The Liber Scivias was disseminated throughout the Catholic countries, and Hildegard began working on her next book of visions, the Liber Vitae Meritorum. The visions contained in her books pertained to the workings of the universe, and how the earth, air, sun, moon, and stars were all connected. In addition to her books of visions, Hildegard also began working on medical textbook, which put forth the idea that boiling drinking water was a good move.

In addition to her writing, Hildegard also traveled Europe preaching pacifism, and promoting orthodox religious ideals. She founded another convent, and corresponded with hundreds of people from all across Europe, including kings and popes. She was so well loved that when she died at age 81 she was immediately dubbed 'St. Hildegard', though she was not formerly canonized until 2012.

Hildegard is best known today for her music, but her religious and medical writings have seen an increase in popularity in recent years too. Several biographies and novels have been written about her, and her song cycles have been recorded hundreds of times by classical vocalists. She is much beloved in the Catholic church, and the convent that she established still stands today.
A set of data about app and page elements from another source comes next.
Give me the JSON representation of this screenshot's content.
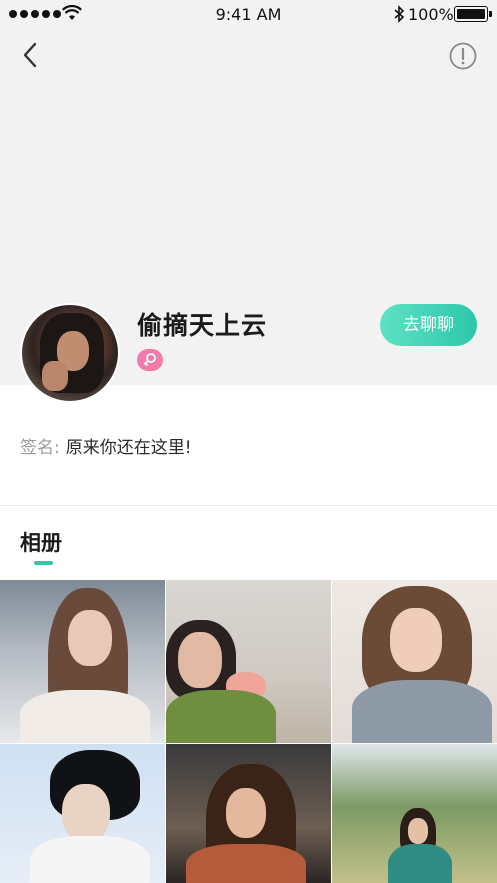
{
  "status_bar": {
    "time": "9:41 AM",
    "battery_percent": "100%",
    "signal_icon": "signal-dots-icon",
    "wifi_icon": "wifi-icon",
    "bluetooth_icon": "bluetooth-icon",
    "battery_icon": "battery-icon"
  },
  "nav": {
    "back_icon": "chevron-left-icon",
    "report_icon": "exclamation-circle-icon"
  },
  "profile": {
    "nickname": "偷摘天上云",
    "gender_icon": "female-icon",
    "gender_badge_color": "#f27aa8",
    "chat_button_label": "去聊聊",
    "accent_color": "#2cc8a8"
  },
  "signature": {
    "label": "签名:",
    "text": "原来你还在这里!"
  },
  "album": {
    "title": "相册",
    "photos": [
      {
        "subject": "photo-woman-eyes-closed"
      },
      {
        "subject": "photo-woman-with-flowers"
      },
      {
        "subject": "photo-woman-smiling"
      },
      {
        "subject": "photo-man-portrait"
      },
      {
        "subject": "photo-woman-in-car"
      },
      {
        "subject": "photo-woman-in-field"
      }
    ]
  }
}
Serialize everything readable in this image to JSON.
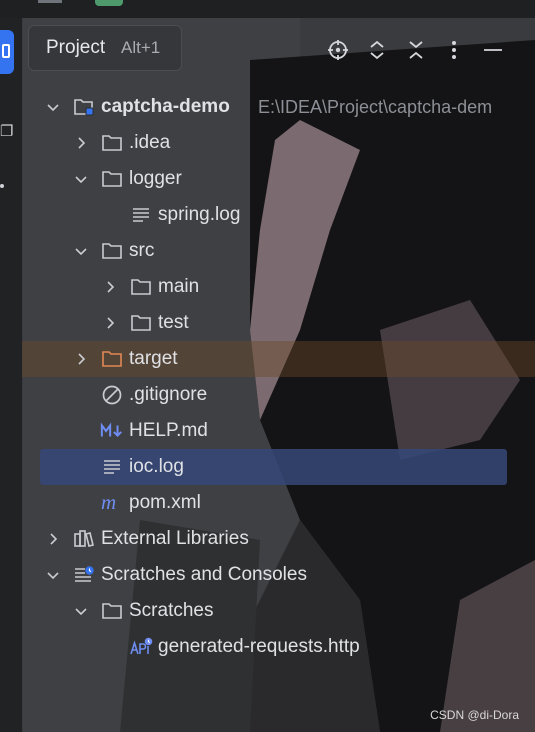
{
  "header": {
    "tab_label": "Project",
    "tab_shortcut": "Alt+1",
    "icons": [
      "crosshair-icon",
      "expand-all-icon",
      "collapse-all-icon",
      "more-icon",
      "minimize-icon"
    ]
  },
  "tree": {
    "root": {
      "label": "captcha-demo",
      "path": "E:\\IDEA\\Project\\captcha-dem"
    },
    "idea": "idea",
    "logger": "logger",
    "spring_log": "spring.log",
    "src": "src",
    "main": "main",
    "test": "test",
    "target": "target",
    "gitignore": ".gitignore",
    "help_md": "HELP.md",
    "ioc_log": "ioc.log",
    "pom_xml": "pom.xml",
    "external_libraries": "External Libraries",
    "scratches_and_consoles": "Scratches and Consoles",
    "scratches": "Scratches",
    "generated_requests": "generated-requests.http"
  },
  "watermark": "CSDN @di-Dora",
  "colors": {
    "accent": "#3574f0",
    "selection": "#354878",
    "excluded_folder": "#e08855",
    "maven": "#6f8cf0"
  }
}
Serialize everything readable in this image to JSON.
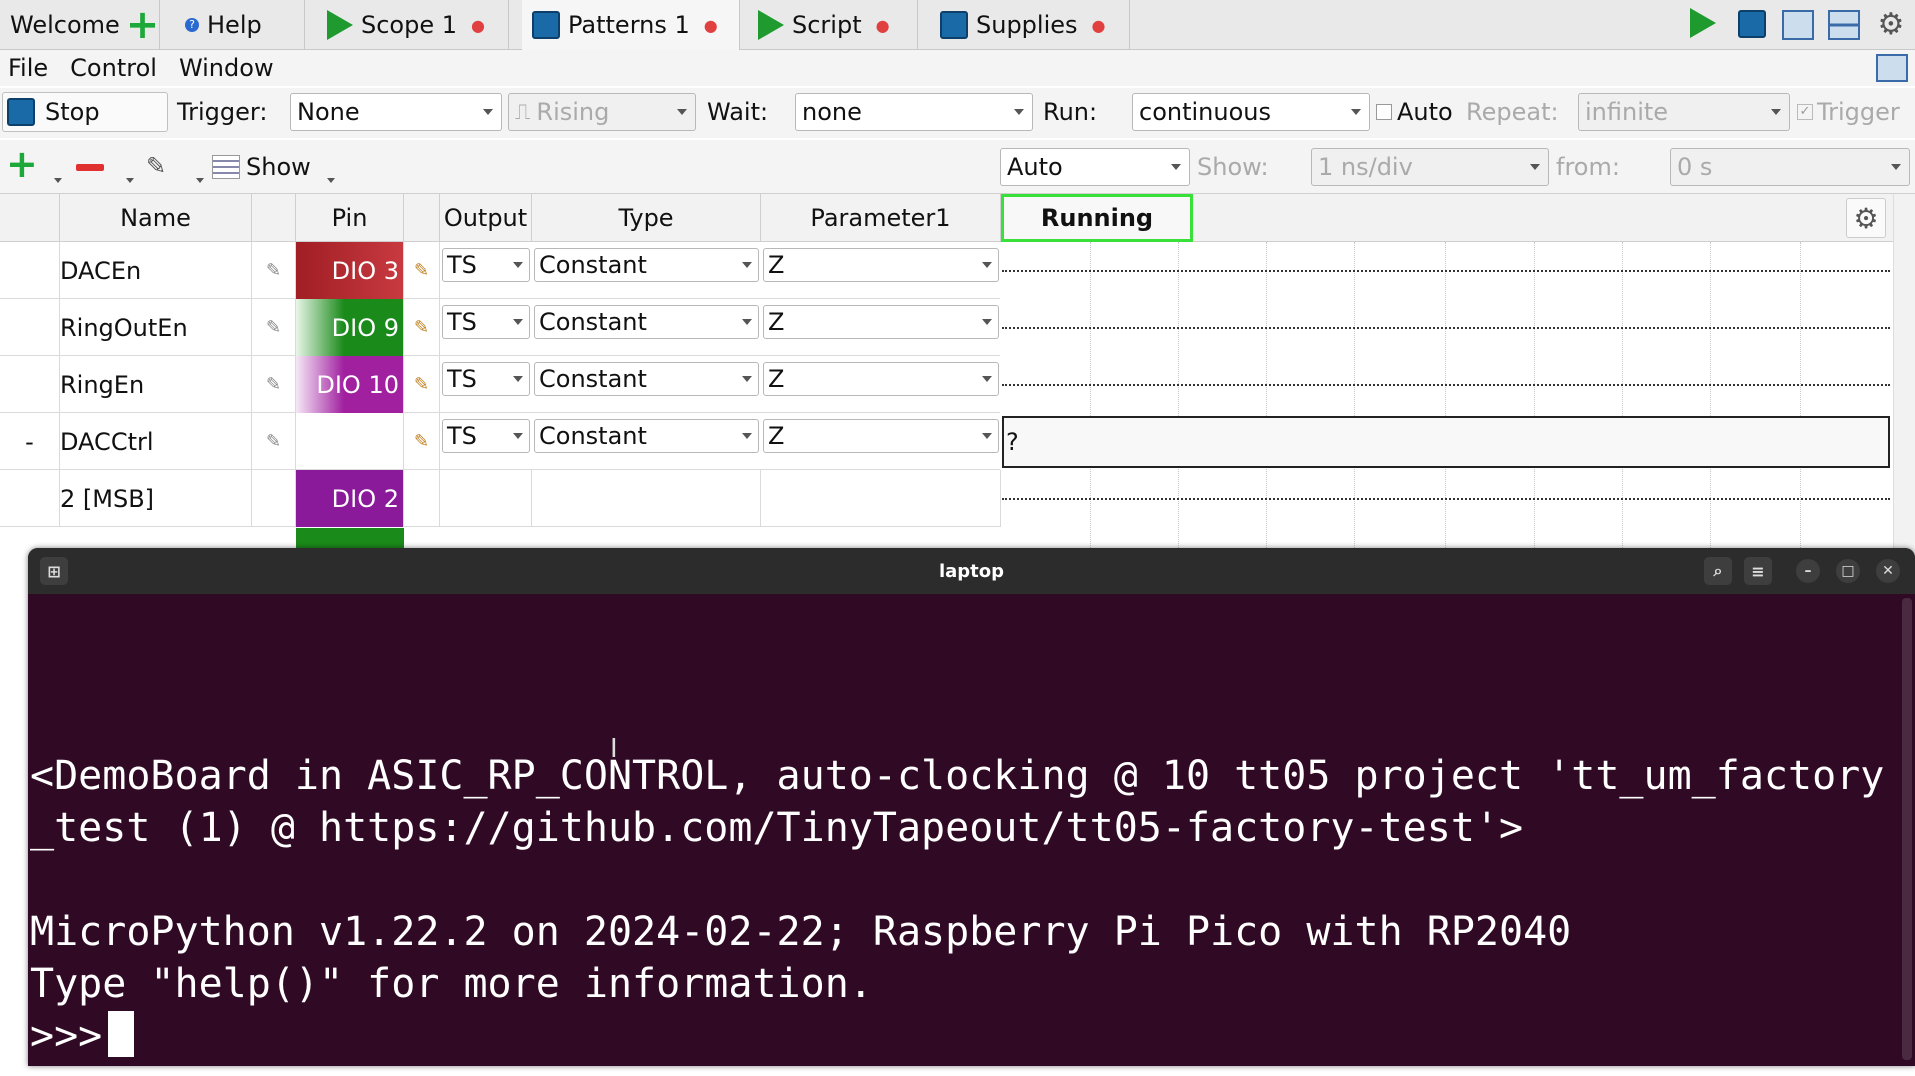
{
  "tabs": [
    {
      "label": "Welcome",
      "icon": "plus-icon"
    },
    {
      "label": "Help",
      "icon": "help-icon"
    },
    {
      "label": "Scope 1",
      "icon": "play-icon"
    },
    {
      "label": "Patterns 1",
      "icon": "stop-square-icon"
    },
    {
      "label": "Script",
      "icon": "play-icon"
    },
    {
      "label": "Supplies",
      "icon": "stop-square-icon"
    }
  ],
  "menu": [
    "File",
    "Control",
    "Window"
  ],
  "toolbar": {
    "stop_label": "Stop",
    "trigger_label": "Trigger:",
    "trigger_value": "None",
    "edge_value": "Rising",
    "wait_label": "Wait:",
    "wait_value": "none",
    "run_label": "Run:",
    "run_value": "continuous",
    "auto_label": "Auto",
    "repeat_label": "Repeat:",
    "repeat_value": "infinite",
    "trigger_check_label": "Trigger"
  },
  "toolbar2": {
    "show_label": "Show",
    "zoom_value": "Auto",
    "show_field_label": "Show:",
    "show_value": "1 ns/div",
    "from_label": "from:",
    "from_value": "0 s"
  },
  "columns": {
    "name": "Name",
    "pin": "Pin",
    "output": "Output",
    "type": "Type",
    "param": "Parameter1"
  },
  "status": "Running",
  "rows": [
    {
      "prefix": "",
      "name": "DACEn",
      "pin": "DIO 3",
      "pin_color": "#b0242c",
      "output": "TS",
      "type": "Constant",
      "param": "Z"
    },
    {
      "prefix": "",
      "name": "RingOutEn",
      "pin": "DIO 9",
      "pin_color": "#1a8a1a",
      "output": "TS",
      "type": "Constant",
      "param": "Z"
    },
    {
      "prefix": "",
      "name": "RingEn",
      "pin": "DIO 10",
      "pin_color": "#a020a0",
      "output": "TS",
      "type": "Constant",
      "param": "Z"
    },
    {
      "prefix": "-",
      "name": "DACCtrl",
      "pin": "",
      "pin_color": "",
      "output": "TS",
      "type": "Constant",
      "param": "Z",
      "wave_text": "?"
    },
    {
      "prefix": "",
      "name": "2 [MSB]",
      "pin": "DIO 2",
      "pin_color": "#8a1a9a",
      "output": "",
      "type": "",
      "param": ""
    }
  ],
  "terminal": {
    "title": "laptop",
    "line1": "<DemoBoard in ASIC_RP_CONTROL, auto-clocking @ 10 tt05 project 'tt_um_factory_test (1) @ https://github.com/TinyTapeout/tt05-factory-test'>",
    "line2": "MicroPython v1.22.2 on 2024-02-22; Raspberry Pi Pico with RP2040",
    "line3": "Type \"help()\" for more information.",
    "prompt": ">>>"
  }
}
Saint Hildegard, German Mystic
Hildegard of Bingen
Hildegard of Bingen: Life and Music of the Great Female Composer